Kathleen M. Stafford and Christopher G. Fox (1997). Acoustic localizations of blue whales Balaenoptera musculus by fixed arrays and moored autonomous hydrophone arrays [abstract]. Bioacoustics, Volume 8 (3-4): 260 -261

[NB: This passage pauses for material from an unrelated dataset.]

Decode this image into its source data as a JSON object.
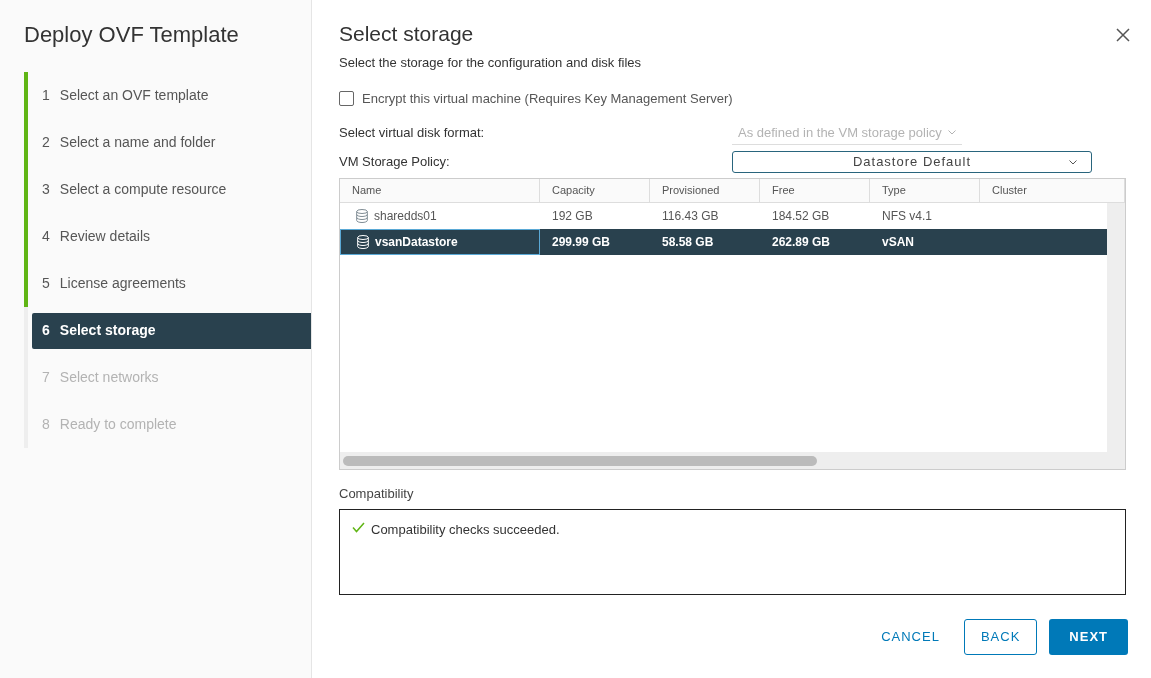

The Pacific Marine Environmental Laboratory (PMEL) of the United States' National Oceanic and Atmospheric Administration (NOAA) has been monitoring and archiving sound recordings from the U. S. Navy's underwater hydrophone arrays since 1991. These data contain many marine mammal calls, including those made by blue whales Balaenoptera musculus. The call of the blue whale in the northeast Pacific is often sufficiently loud to be detected on more than one array. Matched filtering techniques can expand detection capabilities to additional arrays, allowing blue whale calls to be localized even when they are far from the arrays. In this manner, PMEL has identified regions where blue whales occur seasonally well offshore of the west coast of the U.S. In order to monitor areas of the world's oceans not covered by fixed hydrophone arrays, PMEL has developed autonomous moored hydrophones that have been used to record acoustic energy from both underwater seismic activity as well as that from whale calls. Each mooring package consists of an anchor, an acoustic release, line, hydrophone and data recorder, and a flotation package. The hydrophones are designed to be moored in the SOFAR channel; the titanium case containing the data recorder can withstand pressure to at least 1000 m below sea level. Currently each hydrophone can store up to 2.8 Gb of data; only the sampling frequency and battery life (up to 8 months, depending on sampling frequency) limit the duration of the experiment. The hydrophones are designed to be deployed as an array of independent instruments whose geometry can be determined by the needs of the experimenter in order to localize acoustic sources of interest. Deployment and recovery of each instrument takes as little as one hour depending upon the platform used. An array of six of these hydrophones was deployed in the NE Pacific in September 1995. One of the goals of this experiment was to compare and "ground truth'' locations of calling blue whales from the U.S. Navy's SOSUS data with those detected on the autonomous hydrophones. During the seven day experiment no blue whales were seen in the area, but two blue whales were detected and then tracked acoustically on the hydrophone array. One of these animals was detected on all three available SOSUS arrays. The locations of the blue whale from the two methods are comparable although the location accuracy is more precise on the local array.